ANOTHER WEEK, another story of someone eating weed and going bonkers. The latest: the unsuspecting fiftysomething man in Omaha who found mystery brownies in the backseat of the family car, ate several, and spent many hours navigating a brutal highness.
The story is not without its remarkable elements. Unlike 98 percent of people surprised by brownies, our protagonist didn’t begin shoving them in his mouth right then and there, with his torso still dangling in the backseat. No, he carried the brownies inside, ate a sensible dinner, and then enjoyed three or four of the brownies for dessert. (Why I highlight this: Delayed gratification is one of this week’s Important Motifs.)
Also of note: As reported by the Omaha World-Herald, the drugged brownies found their way into both the car and the man thanks to the man’s adult children, who’d used the car earlier in the day and failed to remove their laced cargo. Nevertheless, the father was forgiving, telling his apologetic daughter, “There’s nothing to be sorry about” (and highlighting another of this week’s motifs, personal responsibility). Most significantly, the man got into a news-making feud with his cat, denouncing the feline to paramedics as “a bitch” that kept giving him judgey looks.
At best, calling a cat a bitch is factually inaccurate. At worst, it’s trans-species misogyny. But in this case, feeling judged by an allegedly bitchy pet is just another expected cliché in another “OMG I ate weed and got waaaaay too high” story.
To be fair, the story above is a cartoonish example of the genre, with its accidental consumption by an innocent victim pranked by circumstance. Way more exasperating—and way more common—are tales of edible weed freak-outs from purposeful ingesters who allegedly know what they’re doing.
Everybody knows navigating edibles is tricky. Unlike smoking, which speeds THC into the bloodstream almost immediately after inhaling, ingesting cannabis involves the digestive system, which not only delays the arrival of effects for one to two hours but also amps the weed’s strength. The liver turns normal THC into superpowered 11-hydroxy-THC, which delivers effects that are deeper and much longer lasting than those delivered through smoke. We know all this. These facts are readily accessible. But still we get story after story of weed eaters surprising themselves with overdoses and winding up stranded in some twilight gulag of horrors. (For the Omaha Pot Father, these horrors involved hallucinations of vampires, demons, and geometric shapes flying at his head, along with fears of his impending death.)

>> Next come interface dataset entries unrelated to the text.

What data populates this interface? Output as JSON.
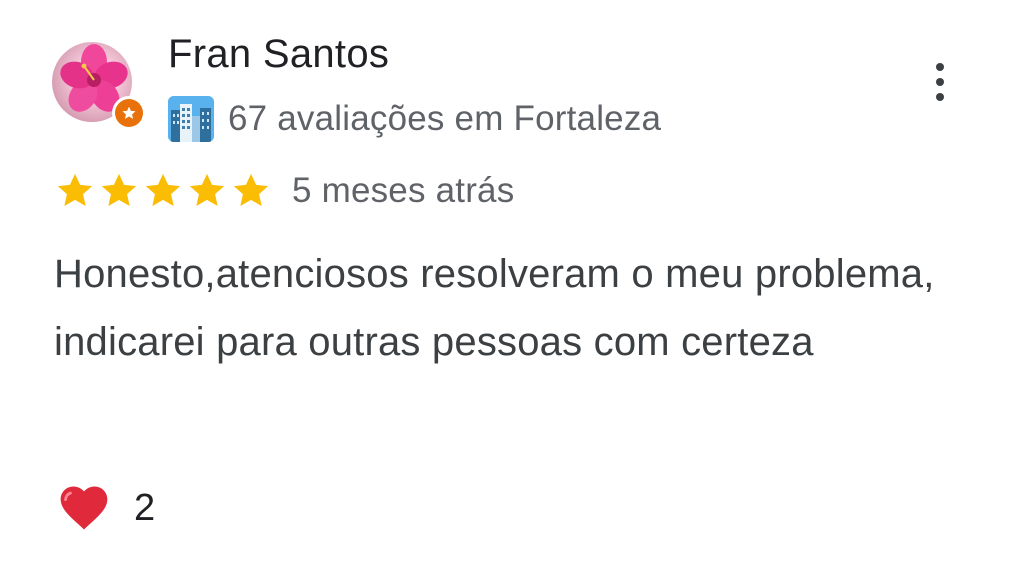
{
  "reviewer": {
    "name": "Fran Santos",
    "badge_icon": "local-guide-star-icon",
    "meta_icon": "cityscape-icon",
    "meta_text": "67 avaliações em Fortaleza"
  },
  "review": {
    "rating": 5,
    "rating_max": 5,
    "time_ago": "5 meses atrás",
    "text": "Honesto,atenciosos resolveram o meu problema, indicarei para outras pessoas com certeza"
  },
  "reactions": {
    "icon": "heart-icon",
    "count": "2"
  },
  "colors": {
    "star": "#fbbc04",
    "badge": "#e8710a",
    "heart": "#e02a3c",
    "name": "#202124",
    "secondary": "#5f6368"
  }
}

This is not about people being dumb. People of above-average intelligence—Pulitzer Prize–winning New York Times columnist Maureen Dowd, MacArthur “Genius” award–winning Radiolab host Jad Abumrad—are responsible for some of the best/worst “I ate weed and got too high” stories in recent memory. This is about people being people, and people being bad at being patient.
Patience, you see, is the crucial ingredient in any successful edible marijuana experience. The effects of eaten weed land between one and three hours after ingestion—a span that allows impatient partakers to hit the one-hour mark, decide they’re “not feeling anything,” and supplement their initial dose with another dose. The result can be a cascade of intensifying effects, as the first dose eventually hits its mark, followed not long after by the supplementary dose—a double whammy that sends the user straight to the endless-seeming hell of the over-stoned.

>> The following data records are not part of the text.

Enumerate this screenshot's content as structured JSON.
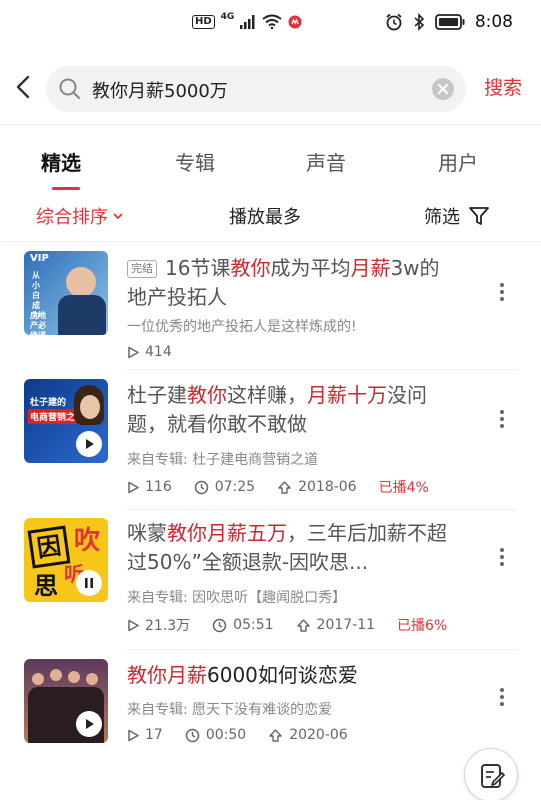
{
  "colors": {
    "accent": "#e3323b",
    "highlight": "#d1262e"
  },
  "status_bar": {
    "hd": "HD",
    "network": "4G",
    "time": "8:08"
  },
  "search": {
    "query": "教你月薪5000万",
    "button": "搜索"
  },
  "tabs": [
    {
      "label": "精选",
      "active": true
    },
    {
      "label": "专辑",
      "active": false
    },
    {
      "label": "声音",
      "active": false
    },
    {
      "label": "用户",
      "active": false
    }
  ],
  "filters": {
    "sort": "综合排序",
    "most_played": "播放最多",
    "filter": "筛选"
  },
  "items": [
    {
      "tag": "完结",
      "title_parts": [
        "16节课",
        "教你",
        "成为平均",
        "月薪",
        "3w的地产投拓人"
      ],
      "subtitle": "一位优秀的地产投拓人是这样炼成的!",
      "plays": "414",
      "thumb_text": {
        "vip": "VIP",
        "side": "从小白成为",
        "bottom": "房地产必修课"
      }
    },
    {
      "title_parts": [
        "杜子建",
        "教你",
        "这样赚，",
        "月薪",
        "十万",
        "没问题，就看你敢不敢做"
      ],
      "subtitle": "来自专辑: 杜子建电商营销之道",
      "plays": "116",
      "duration": "07:25",
      "date": "2018-06",
      "progress": "已播4%",
      "thumb_text": {
        "name": "杜子建的",
        "course": "电商营销之道"
      }
    },
    {
      "title_parts": [
        "咪蒙",
        "教你月薪",
        "五万",
        "，三年后加薪不超过50%”全额退款-因吹思..."
      ],
      "subtitle": "来自专辑: 因吹思听【趣闻脱口秀】",
      "plays": "21.3万",
      "duration": "05:51",
      "date": "2017-11",
      "progress": "已播6%",
      "thumb_text": {
        "a": "因",
        "b": "思",
        "c": "吹",
        "d": "听"
      }
    },
    {
      "title_parts": [
        "教你月薪",
        "6000如何谈恋爱"
      ],
      "subtitle": "来自专辑: 愿天下没有难谈的恋爱",
      "plays": "17",
      "duration": "00:50",
      "date": "2020-06"
    }
  ]
}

I understand that patience is hard, especially in the face of impending pleasure and escape. The desire to get high is emotional—you’re seeking a feeling—but patience requires the overriding of emotion, ignoring any and all feelings to adhere to the facts. And one key fact for weed eaters is that, within that one- to three-hour span during which your THC’s effects might land, the only number that matters is three. No matter what you’re feeling, you must wait three hours after your initial dose before you can reasonably consider supplementing it with a follow-up dose.
Another key fact: Three hours is a long time, especially if you’re desperate to get high. Your best bet is to set aside a day when you’re feeling patient and ambivalent about attaining any certain level of highness, and using that day to figure out your edible-weed dosage and wait time. Schedule a test run for a Saturday, or any day you have free of professional obligations, and follow these directions.
First, decide on your dosage. Familiar-but-irregular users should aim for between 10 and 20 milligrams of THC, newbies should aim for between 5 and 10 milligrams, and everyone can find THC measurements on all of Portland’s professionally made edibles (the max right now for recreational use is a reasonably safe 15 milligrams).
Once dosed, set a timer for three hours. Not two and a half hours, or two hours and 45 minutes. Three fucking hours. Run out the clock by watching Hoop Dreams or Goodfellas or taking a seven-mile walk. If, after three hours, you’re not as buzzed as you’d like to be, take another dose. Reset the timer and hit play on Hoop Dreams again. Repeat until you’re as high as you want to be—but before you’re so high you feel dead.
Clean Your Bong is a new, twice-monthly pot column from David Schmader, author of Weed: The User’s Guide.